## Problem
When the word "Lorem" shows up in a line of the records below, copy that line.

## The input
★ ★ ★
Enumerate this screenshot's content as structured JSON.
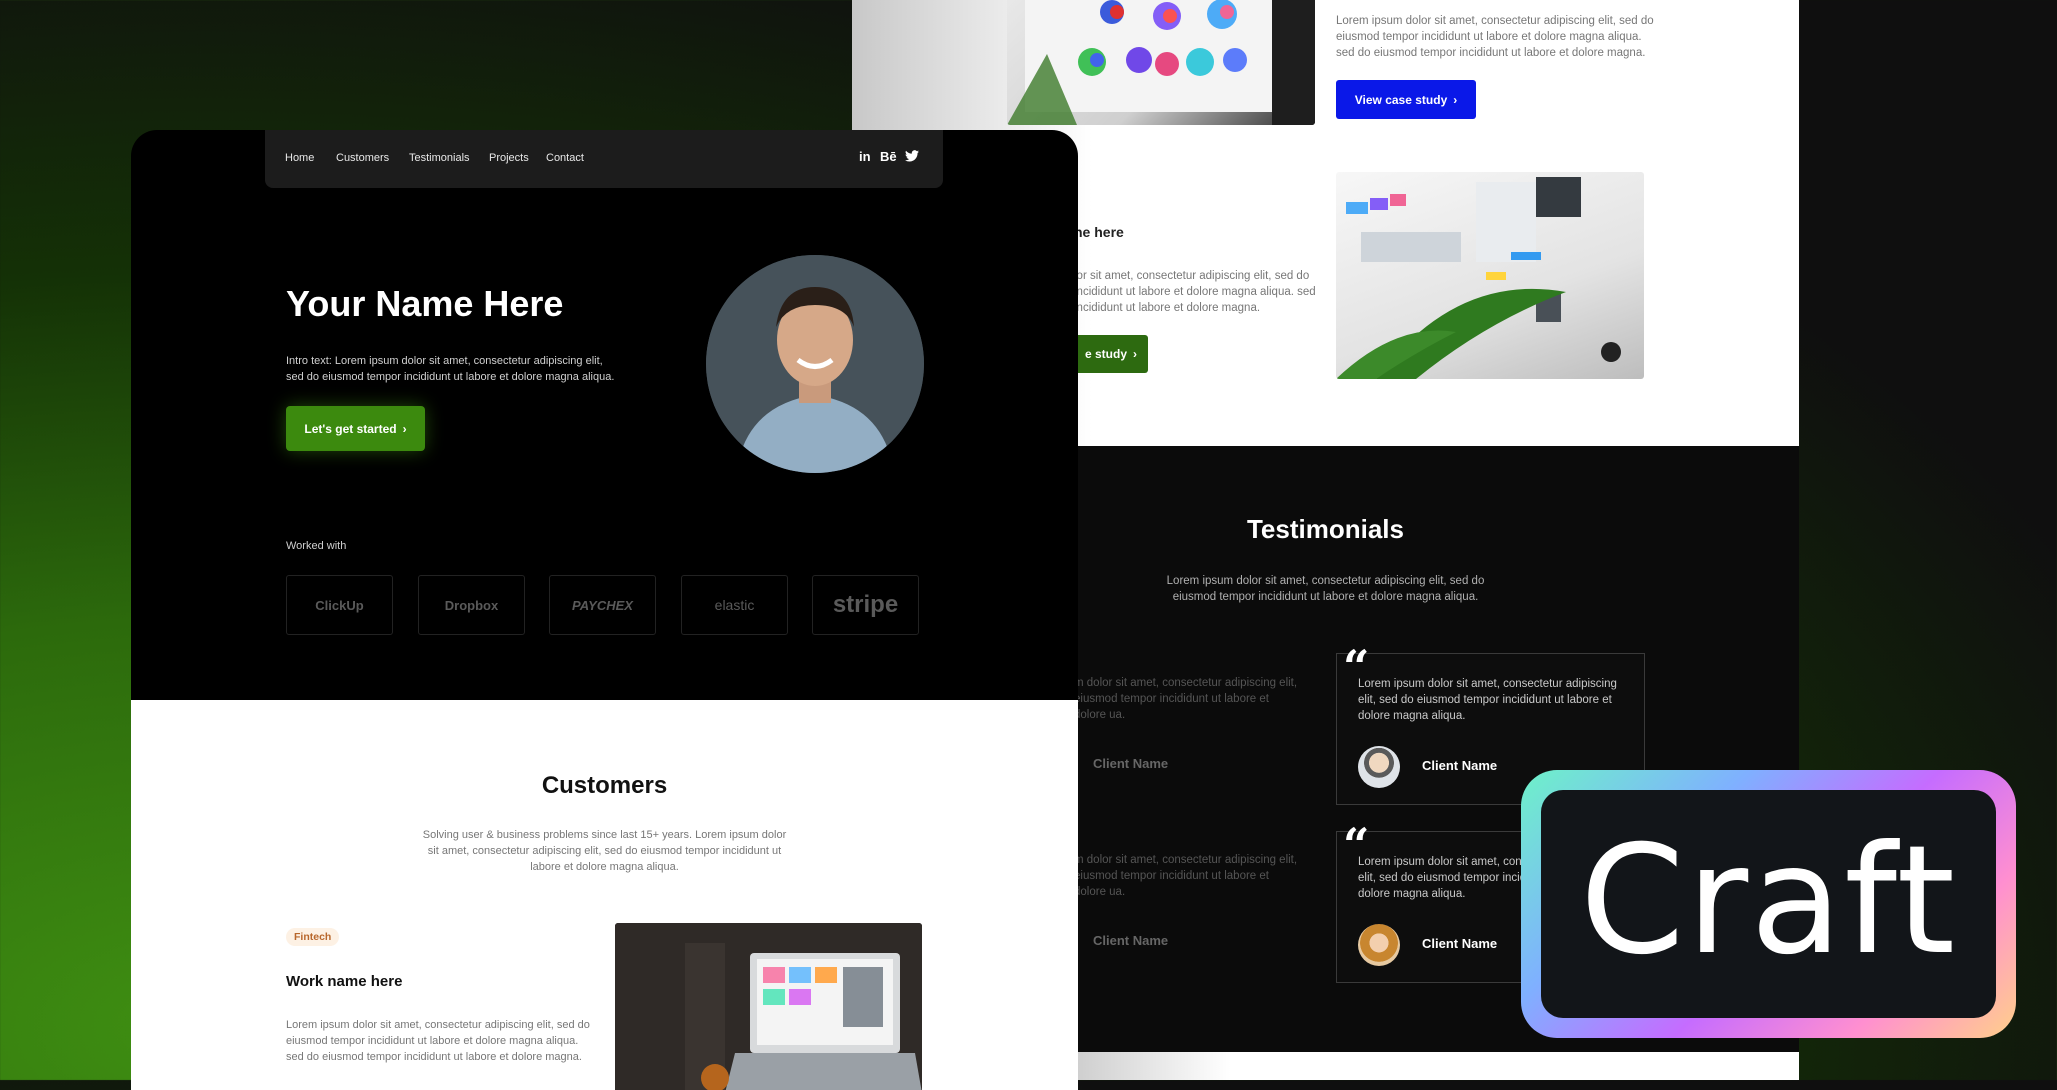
{
  "back_page": {
    "case1": {
      "text": "Lorem ipsum dolor sit amet, consectetur adipiscing elit, sed do eiusmod tempor incididunt ut labore et dolore magna aliqua. sed do eiusmod tempor incididunt ut labore et dolore magna.",
      "button": "View case study"
    },
    "case2": {
      "title_partial": "ne here",
      "text_partial": "lor sit amet, consectetur adipiscing elit, sed do incididunt ut labore et dolore magna aliqua. sed incididunt ut labore et dolore magna.",
      "button_partial": "e study"
    },
    "testimonials": {
      "title": "Testimonials",
      "subtitle": "Lorem ipsum dolor sit amet, consectetur adipiscing elit, sed do eiusmod tempor incididunt ut labore et dolore magna aliqua.",
      "quote": "Lorem ipsum dolor sit amet, consectetur adipiscing elit, sed do eiusmod tempor incididunt ut labore et dolore magna aliqua.",
      "ghost_text": "m dolor sit amet, consectetur adipiscing elit, eiusmod tempor incididunt ut labore et dolore ua.",
      "client_name": "Client Name"
    }
  },
  "front_page": {
    "nav": {
      "items": [
        "Home",
        "Customers",
        "Testimonials",
        "Projects",
        "Contact"
      ],
      "social": [
        "in",
        "Bē",
        "twitter-icon"
      ]
    },
    "hero": {
      "name": "Your Name Here",
      "intro": "Intro text: Lorem ipsum dolor sit amet, consectetur adipiscing elit, sed do eiusmod tempor incididunt ut labore et dolore magna aliqua.",
      "cta": "Let's get started"
    },
    "worked_with": {
      "label": "Worked with",
      "logos": [
        "ClickUp",
        "Dropbox",
        "PAYCHEX",
        "elastic",
        "stripe"
      ]
    },
    "customers": {
      "title": "Customers",
      "subtitle": "Solving user & business problems since last 15+ years. Lorem ipsum dolor sit amet, consectetur adipiscing elit, sed do eiusmod tempor incididunt ut labore et dolore magna aliqua.",
      "tag": "Fintech",
      "work_title": "Work name here",
      "work_text": "Lorem ipsum dolor sit amet, consectetur adipiscing elit, sed do eiusmod tempor incididunt ut labore et dolore magna aliqua. sed do eiusmod tempor incididunt ut labore et dolore magna."
    }
  },
  "badge": {
    "text": "Craft"
  },
  "colors": {
    "accent_green": "#3c8a0e",
    "accent_blue": "#0a18e8"
  }
}
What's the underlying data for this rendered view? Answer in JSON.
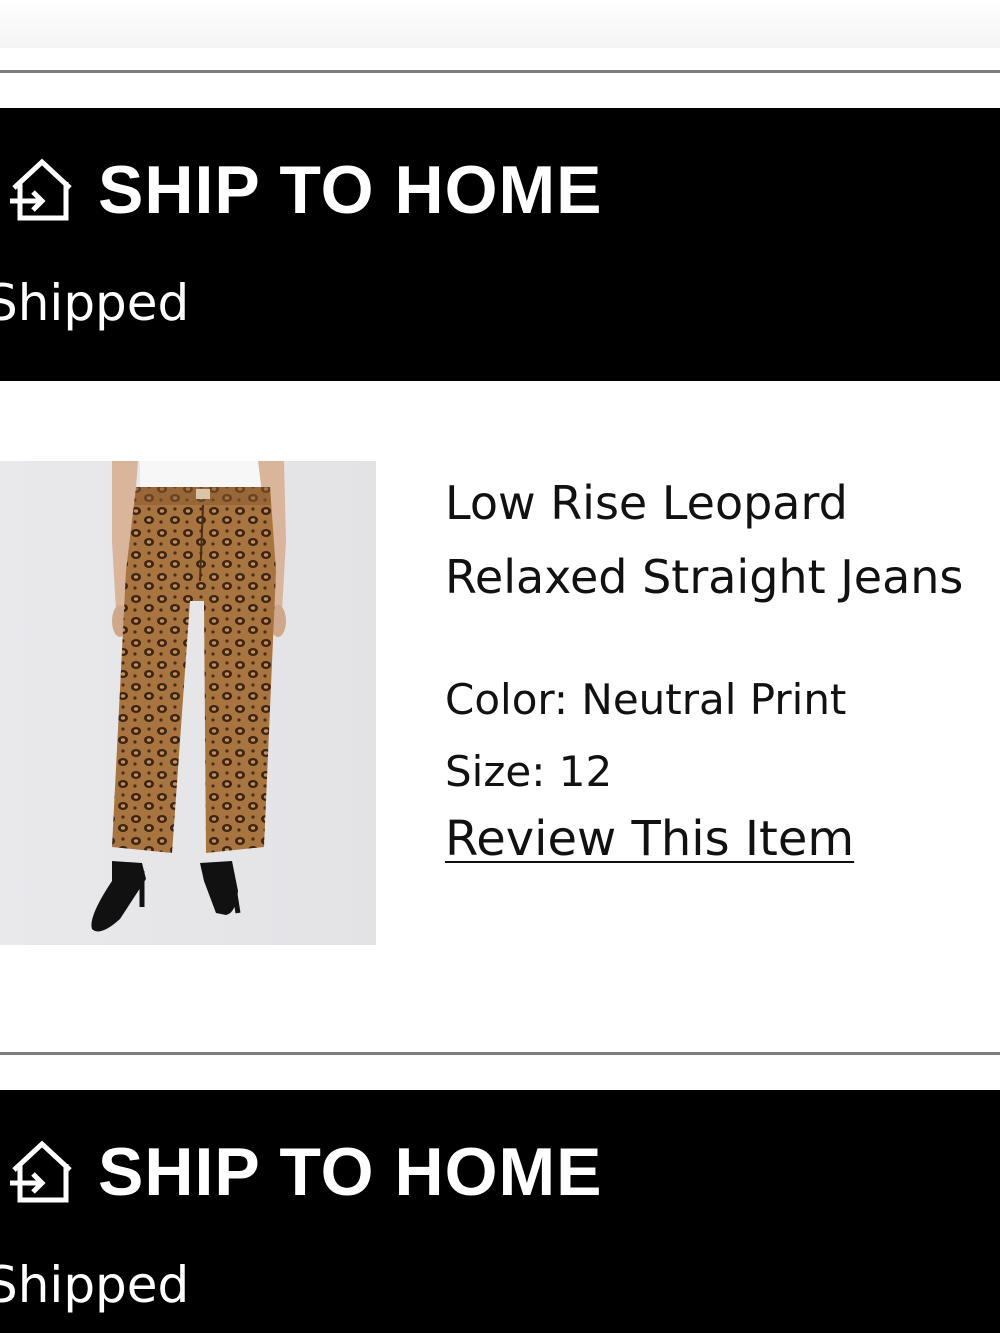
{
  "shipments": [
    {
      "method_label": "SHIP TO HOME",
      "method_icon": "home-arrow-icon",
      "status": "Shipped"
    },
    {
      "method_label": "SHIP TO HOME",
      "method_icon": "home-arrow-icon",
      "status": "Shipped"
    }
  ],
  "items": [
    {
      "name_line1": "Low Rise Leopard",
      "name_line2": "Relaxed Straight Jeans",
      "color": "Color: Neutral Print",
      "size": "Size: 12",
      "review_link": "Review This Item"
    }
  ],
  "colors": {
    "banner_bg": "#000000",
    "banner_text": "#ffffff",
    "divider": "#7d7d7d",
    "text": "#111111"
  }
}
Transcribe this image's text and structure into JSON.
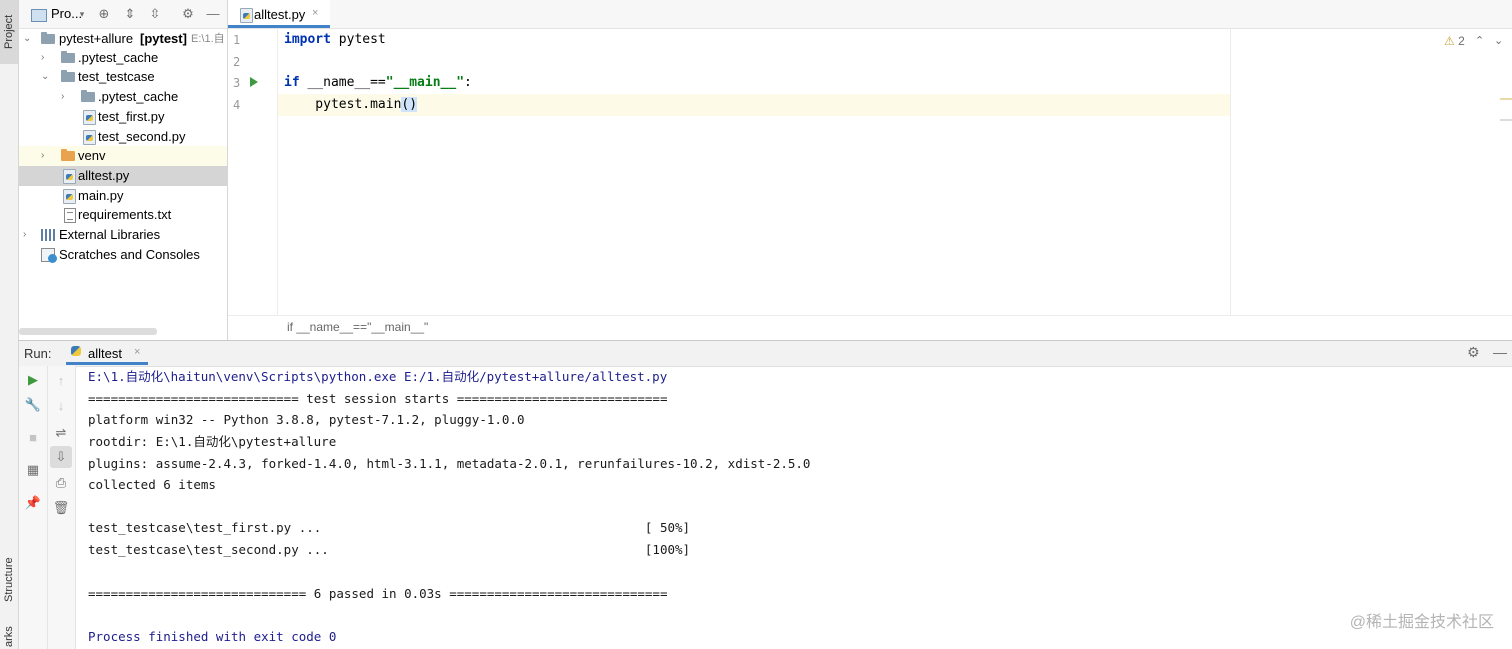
{
  "side_tabs": {
    "project": "Project",
    "structure": "Structure",
    "bookmarks": "arks"
  },
  "project_panel": {
    "title": "Pro...",
    "icons": [
      "project-view-icon",
      "dropdown-icon",
      "locate-icon",
      "expand-all-icon",
      "collapse-all-icon",
      "gear-icon",
      "hide-icon"
    ],
    "tree": [
      {
        "label": "pytest+allure",
        "bold_suffix": "[pytest]",
        "path": "E:\\1.自",
        "depth": 0,
        "expanded": true,
        "type": "folder"
      },
      {
        "label": ".pytest_cache",
        "depth": 1,
        "expanded": false,
        "type": "folder"
      },
      {
        "label": "test_testcase",
        "depth": 1,
        "expanded": true,
        "type": "folder"
      },
      {
        "label": ".pytest_cache",
        "depth": 2,
        "expanded": false,
        "type": "folder"
      },
      {
        "label": "test_first.py",
        "depth": 2,
        "type": "py"
      },
      {
        "label": "test_second.py",
        "depth": 2,
        "type": "py"
      },
      {
        "label": "venv",
        "depth": 1,
        "expanded": false,
        "type": "folder-orange"
      },
      {
        "label": "alltest.py",
        "depth": 1,
        "type": "py",
        "selected": true
      },
      {
        "label": "main.py",
        "depth": 1,
        "type": "py"
      },
      {
        "label": "requirements.txt",
        "depth": 1,
        "type": "txt"
      },
      {
        "label": "External Libraries",
        "depth": 0,
        "expanded": false,
        "type": "lib"
      },
      {
        "label": "Scratches and Consoles",
        "depth": 0,
        "type": "scratch"
      }
    ]
  },
  "editor": {
    "tab_label": "alltest.py",
    "line_numbers": [
      "1",
      "2",
      "3",
      "4"
    ],
    "code": {
      "l1_kw": "import",
      "l1_rest": " pytest",
      "l3_kw": "if",
      "l3_a": " __name__==",
      "l3_str": "\"__main__\"",
      "l3_b": ":",
      "l4_a": "    pytest.main",
      "l4_b": "()"
    },
    "warnings": "2",
    "breadcrumb": "if __name__==\"__main__\""
  },
  "run_panel": {
    "label": "Run:",
    "tab_label": "alltest",
    "output": [
      "E:\\1.自动化\\haitun\\venv\\Scripts\\python.exe E:/1.自动化/pytest+allure/alltest.py",
      "============================ test session starts ============================",
      "platform win32 -- Python 3.8.8, pytest-7.1.2, pluggy-1.0.0",
      "rootdir: E:\\1.自动化\\pytest+allure",
      "plugins: assume-2.4.3, forked-1.4.0, html-3.1.1, metadata-2.0.1, rerunfailures-10.2, xdist-2.5.0",
      "collected 6 items",
      "",
      "test_testcase\\test_first.py ...                                           [ 50%]",
      "test_testcase\\test_second.py ...                                          [100%]",
      "",
      "============================= 6 passed in 0.03s =============================",
      "",
      "Process finished with exit code 0"
    ]
  },
  "watermark": "@稀土掘金技术社区"
}
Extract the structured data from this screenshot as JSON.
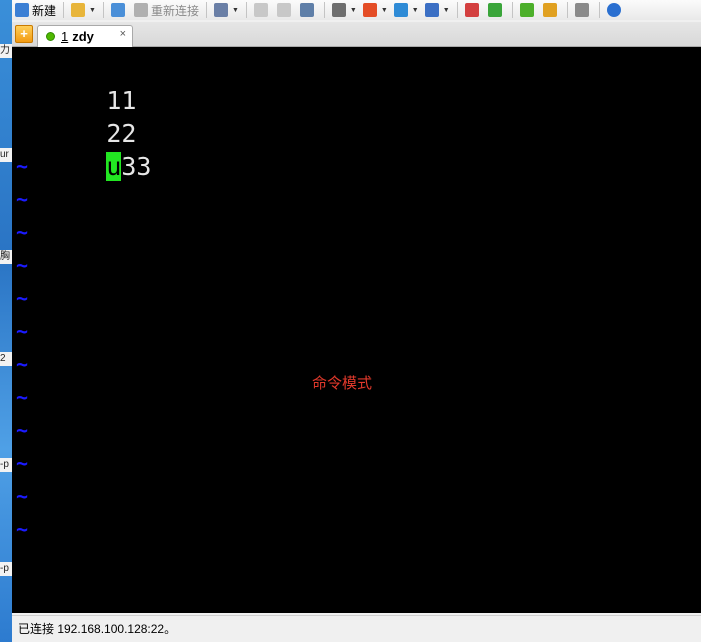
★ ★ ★
## Reply to the exercise
      "text": "Lorem ipsum dolor sit amet, consectetur adipiscing elit, sed do eiusmod tempor incididunt ut labore et dolore magna aliqua. sed do eiusmod tempor incididunt ut labore et dolore magna.",
      "subtitle": "Lorem ipsum dolor sit amet, consectetur adipiscing elit, sed do eiusmod tempor incididunt ut labore et dolore magna aliqua.",
      "quote": "Lorem ipsum dolor sit amet, consectetur adipiscing elit, sed do eiusmod tempor incididunt ut labore et dolore magna aliqua.",
      "intro": "Intro text: Lorem ipsum dolor sit amet, consectetur adipiscing elit, sed do eiusmod tempor incididunt ut labore et dolore magna aliqua.",
      "subtitle": "Solving user & business problems since last 15+ years. Lorem ipsum dolor sit amet, consectetur adipiscing elit, sed do eiusmod tempor incididunt ut labore et dolore magna aliqua.",
      "work_text": "Lorem ipsum dolor sit amet, consectetur adipiscing elit, sed do eiusmod tempor incididunt ut labore et dolore magna aliqua. sed do eiusmod tempor incididunt ut labore et dolore magna."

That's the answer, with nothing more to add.